journal contributionposted on 28.06.2018, 00:00 by F Wang, Z Zhou, X Ren, Y Wang, R Yang, J Luo, Padraig Strappe

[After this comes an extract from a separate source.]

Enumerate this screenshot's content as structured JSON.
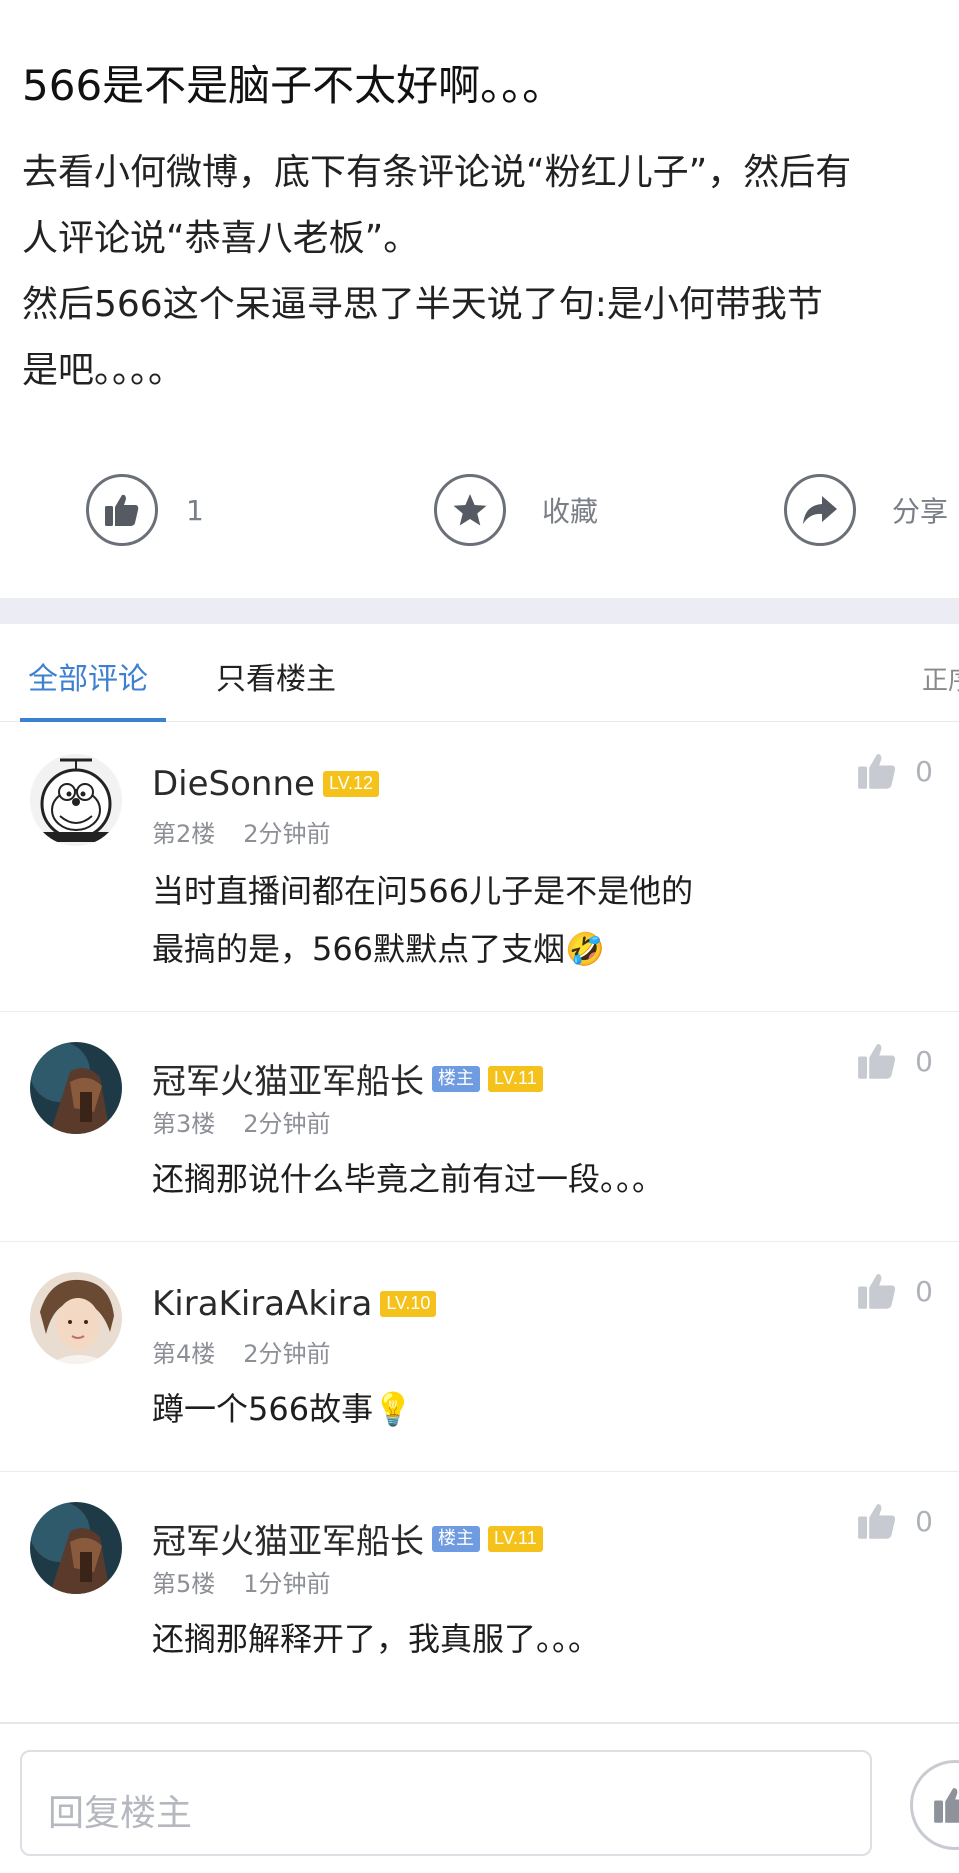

© 2015 Wang et al.; licensee BioMed Central.Background: The fruiting body of Ganoderma lucidum has been used as a traditional herbal medicine for many years. However, to the date, there is no detailed study for describing the effect of G. lucidum spores on oxidative stress, blood glucose level and lipid compositions in animal models of type 2 diabetic rats, in particular the effect on the gene expression profiles associated with glucose and lipid metabolisms. Methods: G. lucidum spores powder (GLSP) with a shell-broken rate >99.9 % was used. Adult male Sprague-Dawley rats were randomly divided into three groups (n∈=∈8/group). Group 1: Normal control, normal rats with ordinary feed; Group 2: Model control, diabetic rats with ordinary feed without intervention; Group 3: GLSP, diabetic rats with ordinary feed, an intervention group utilizing GLSP of 1 g per day by oral gavages for 4 consecutive weeks. Type 2 diabetic rats were obtained by streptozocin (STZ) injection. The changes in the levels of glucose, triglycerides, total cholesterol and HDL-cholesterol in blood samples were analyzed after GLSP intervention. Meanwhile, gene expressions associated with the possible molecular mechanism of GLSP regulation were also investigated using a quantitative RT-PCR. Results: The reduction of blood glucose level occurred within the first 2 weeks of GLSP intervention and the lipid synthesis in the diabetic rats of GLSP group was significantly decreased at 4 weeks compared to the model control group. Furthermore, it was also found that GLSP intervention greatly attenuated the level of oxidative stress in the diabetic rats. Quantitative RT-PCR analysis showed up-regulation of lipid metabolism related genes (Acox1, ACC, Insig-1 and Insig-2) and glycogen synthesis related genes (GS2 and GYG1) in GLSP group compared to model control group. Additionally, there were no significant changes in the expression of other genes, such as SREBP-1, Acly, Fas, Fads1, Gpam, Dgat1, PEPCK and G6PC1. Conclusion: This study might indicate that GLSP consumption could provide a beneficial effect in terms of lowering the blood glucose levels by promoting glycogen synthesis and inhibiting gluconeogenesis. Meanwhile, GLSP treatment was also associated with the improvement of blood lipid compositions through the regulation of cholesterol homeostasis in the type 2 diabetic rats.